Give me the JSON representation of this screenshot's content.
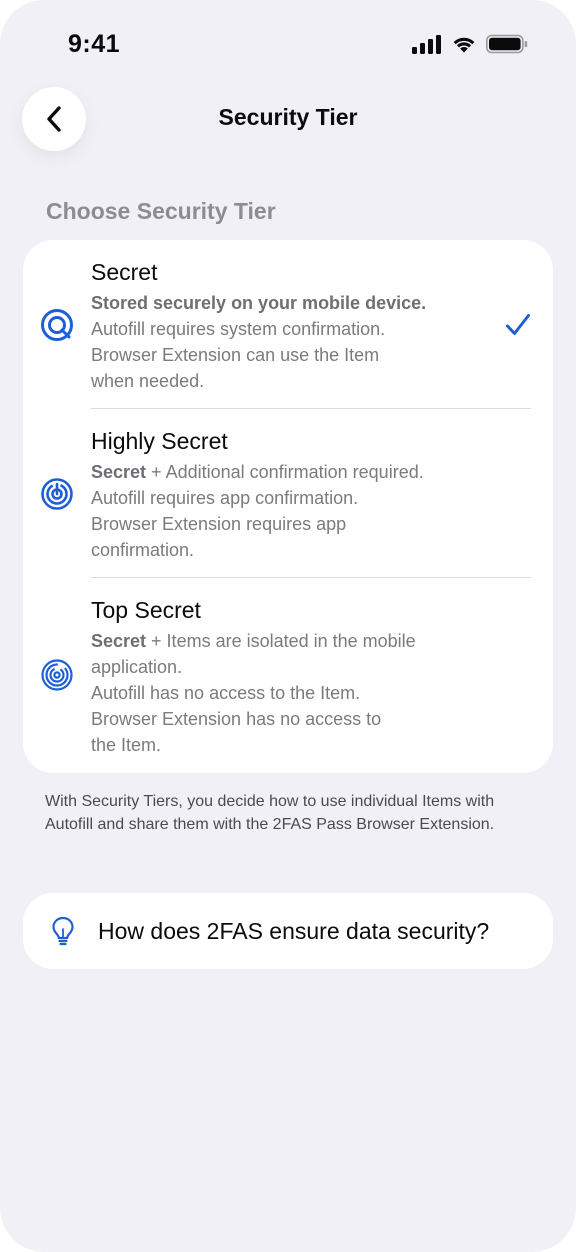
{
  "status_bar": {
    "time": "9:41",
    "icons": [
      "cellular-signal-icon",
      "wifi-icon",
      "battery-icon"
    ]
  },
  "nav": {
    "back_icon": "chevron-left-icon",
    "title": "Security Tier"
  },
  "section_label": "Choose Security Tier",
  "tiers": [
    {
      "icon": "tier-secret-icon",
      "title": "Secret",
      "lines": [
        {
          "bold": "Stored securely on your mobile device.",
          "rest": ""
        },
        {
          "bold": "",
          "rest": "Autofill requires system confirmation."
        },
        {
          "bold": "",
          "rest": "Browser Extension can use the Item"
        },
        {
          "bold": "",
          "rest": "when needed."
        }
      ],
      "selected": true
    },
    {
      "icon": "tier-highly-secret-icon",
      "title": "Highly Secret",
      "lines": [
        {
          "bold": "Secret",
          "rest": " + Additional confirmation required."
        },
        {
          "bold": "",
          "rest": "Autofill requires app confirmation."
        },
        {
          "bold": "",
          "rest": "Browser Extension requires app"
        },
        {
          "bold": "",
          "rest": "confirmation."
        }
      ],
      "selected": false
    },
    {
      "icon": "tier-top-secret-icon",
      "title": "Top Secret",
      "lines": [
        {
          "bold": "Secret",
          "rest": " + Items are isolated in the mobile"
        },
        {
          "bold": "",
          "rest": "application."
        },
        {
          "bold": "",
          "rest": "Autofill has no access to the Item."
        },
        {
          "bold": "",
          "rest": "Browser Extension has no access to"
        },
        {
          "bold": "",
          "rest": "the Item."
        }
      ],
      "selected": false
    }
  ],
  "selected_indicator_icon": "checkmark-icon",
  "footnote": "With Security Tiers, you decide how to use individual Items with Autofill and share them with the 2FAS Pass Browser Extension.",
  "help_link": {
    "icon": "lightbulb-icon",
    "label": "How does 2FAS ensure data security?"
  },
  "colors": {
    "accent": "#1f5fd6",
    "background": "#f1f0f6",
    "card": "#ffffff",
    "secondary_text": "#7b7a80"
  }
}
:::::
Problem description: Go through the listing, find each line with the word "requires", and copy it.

Answer area:
          "rest": "Autofill requires system confirmation."
          "rest": "Autofill requires app confirmation."
          "rest": "Browser Extension requires app"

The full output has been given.